Stored records
________________________________________

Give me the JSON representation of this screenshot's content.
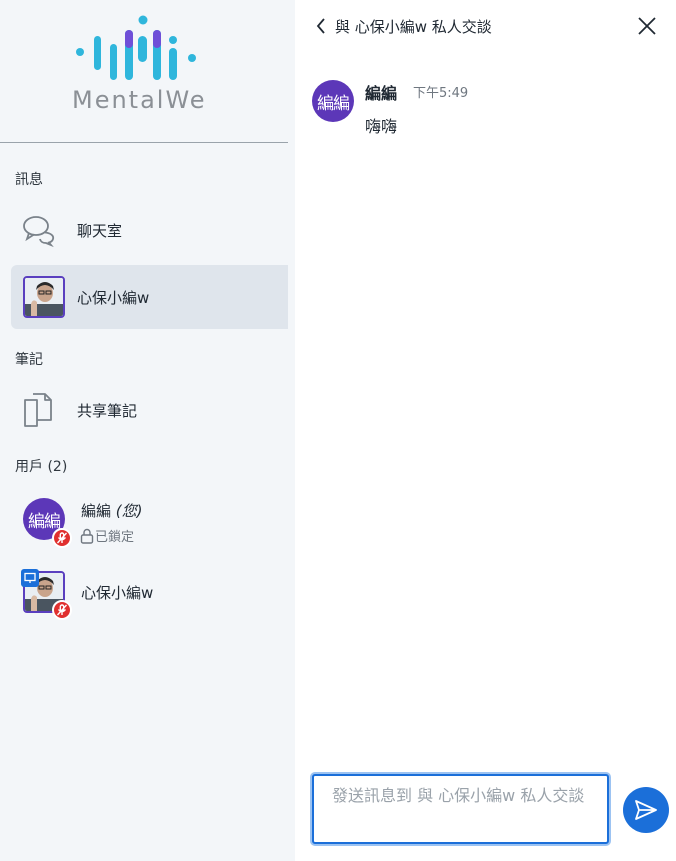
{
  "brand": {
    "logo_text": "MentalWe"
  },
  "sidebar": {
    "messages_section": "訊息",
    "chat_items": [
      {
        "label": "聊天室",
        "icon": "chat-bubbles-icon"
      },
      {
        "label": "心保小編w",
        "icon": "user-photo",
        "active": true
      }
    ],
    "notes_section": "筆記",
    "notes_items": [
      {
        "label": "共享筆記",
        "icon": "documents-icon"
      }
    ],
    "users_section": "用戶 (2)",
    "users": [
      {
        "name": "編編",
        "you_tag": "(您)",
        "avatar_text": "編編",
        "status": "已鎖定",
        "status_icon": "lock-icon",
        "mic": "muted"
      },
      {
        "name": "心保小編w",
        "avatar": "photo",
        "presenter": true,
        "mic": "muted"
      }
    ]
  },
  "chat": {
    "title": "與 心保小編w 私人交談",
    "messages": [
      {
        "sender": "編編",
        "avatar_text": "編編",
        "time": "下午5:49",
        "text": "嗨嗨"
      }
    ],
    "input_placeholder": "發送訊息到 與 心保小編w 私人交談"
  },
  "colors": {
    "accent": "#1b6fd9",
    "avatar_purple": "#5c37b8",
    "mic_red": "#e0302f",
    "sidebar_bg": "#f3f6f9",
    "active_bg": "#dfe5ec"
  }
}
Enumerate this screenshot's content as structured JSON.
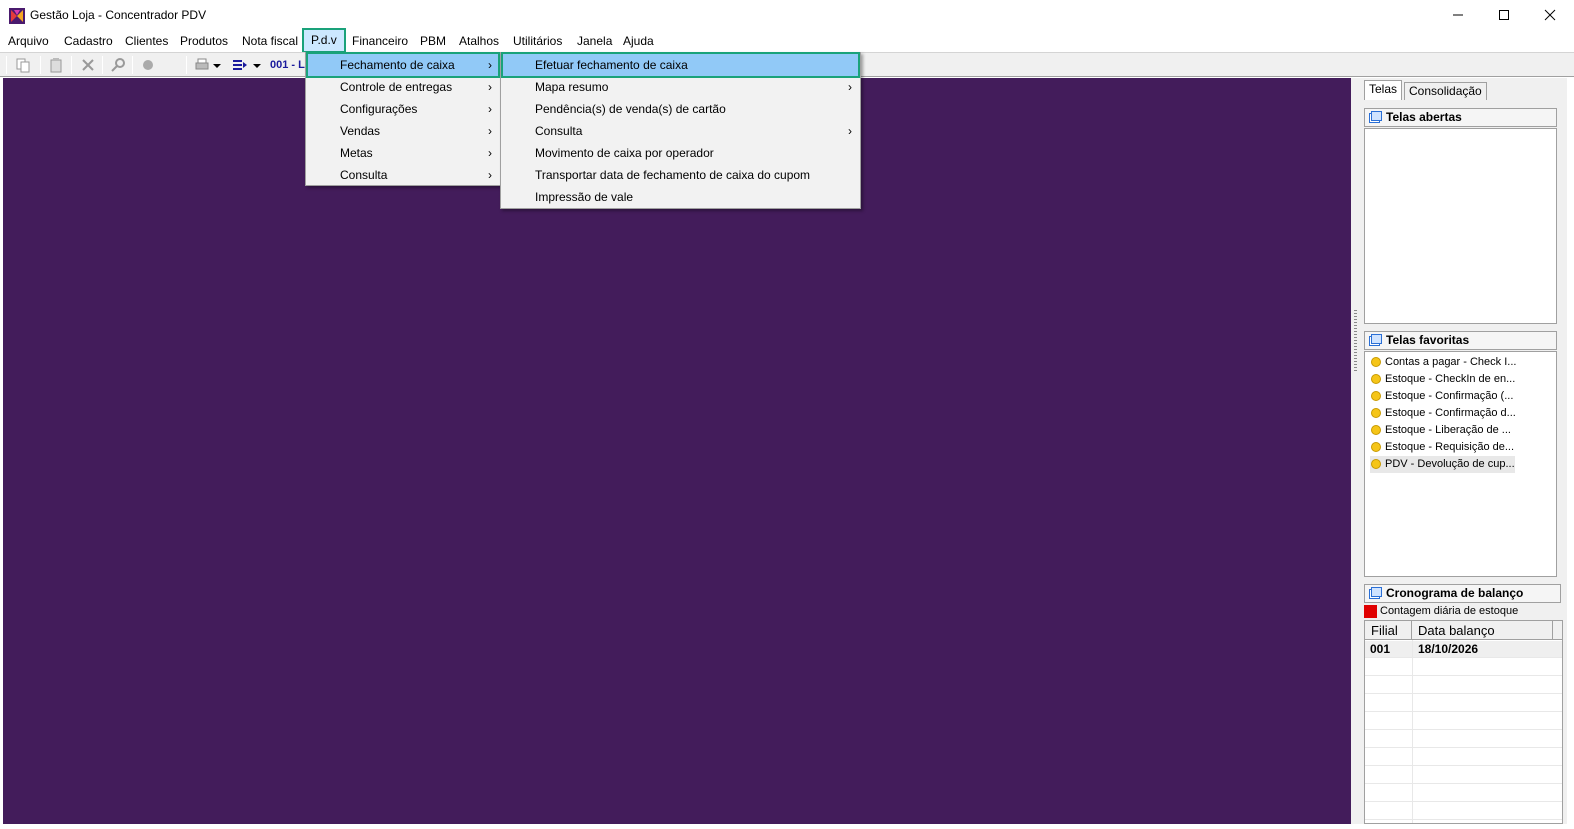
{
  "window": {
    "title": "Gestão Loja - Concentrador PDV",
    "icons": {
      "logo": "app-logo-icon",
      "minimize": "minimize-icon",
      "maximize": "maximize-icon",
      "close": "close-icon"
    }
  },
  "menubar": {
    "items": [
      "Arquivo",
      "Cadastro",
      "Clientes",
      "Produtos",
      "Nota fiscal",
      "P.d.v",
      "Financeiro",
      "PBM",
      "Atalhos",
      "Utilitários",
      "Janela",
      "Ajuda"
    ],
    "active": "P.d.v"
  },
  "toolbar": {
    "filial_label": "001 - L",
    "icons": [
      "copy-icon",
      "paste-icon",
      "delete-icon",
      "search-icon",
      "record-icon",
      "print-icon",
      "export-icon"
    ]
  },
  "pdv_menu": {
    "items": [
      {
        "label": "Fechamento de caixa",
        "submenu": true
      },
      {
        "label": "Controle de entregas",
        "submenu": true
      },
      {
        "label": "Configurações",
        "submenu": true
      },
      {
        "label": "Vendas",
        "submenu": true
      },
      {
        "label": "Metas",
        "submenu": true
      },
      {
        "label": "Consulta",
        "submenu": true
      }
    ]
  },
  "fechamento_menu": {
    "items": [
      {
        "label": "Efetuar fechamento de caixa",
        "submenu": false
      },
      {
        "label": "Mapa resumo",
        "submenu": true
      },
      {
        "label": "Pendência(s) de venda(s) de  cartão",
        "submenu": false
      },
      {
        "label": "Consulta",
        "submenu": true
      },
      {
        "label": "Movimento de caixa por operador",
        "submenu": false
      },
      {
        "label": "Transportar data de fechamento de caixa do cupom",
        "submenu": false
      },
      {
        "label": "Impressão de vale",
        "submenu": false
      }
    ],
    "arrow": "›"
  },
  "right_panel": {
    "tabs": [
      "Telas",
      "Consolidação"
    ],
    "telas_abertas": {
      "title": "Telas abertas"
    },
    "telas_favoritas": {
      "title": "Telas favoritas",
      "items": [
        "Contas a pagar - Check I...",
        "Estoque - CheckIn de en...",
        "Estoque - Confirmação (...",
        "Estoque - Confirmação d...",
        "Estoque - Liberação de ...",
        "Estoque - Requisição de...",
        "PDV - Devolução de cup..."
      ]
    },
    "cronograma": {
      "title": "Cronograma de balanço",
      "legend": "Contagem diária de estoque",
      "legend_color": "#e00000",
      "columns": [
        "Filial",
        "Data balanço"
      ],
      "rows": [
        {
          "filial": "001",
          "data": "18/10/2026"
        }
      ]
    }
  },
  "colors": {
    "workspace": "#431c5b",
    "highlight": "#91c9f7",
    "highlight_border": "#1aa27a"
  }
}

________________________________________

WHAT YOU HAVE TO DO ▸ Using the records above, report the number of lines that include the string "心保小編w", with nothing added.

ANSWER TO THIS TASK ▸ 4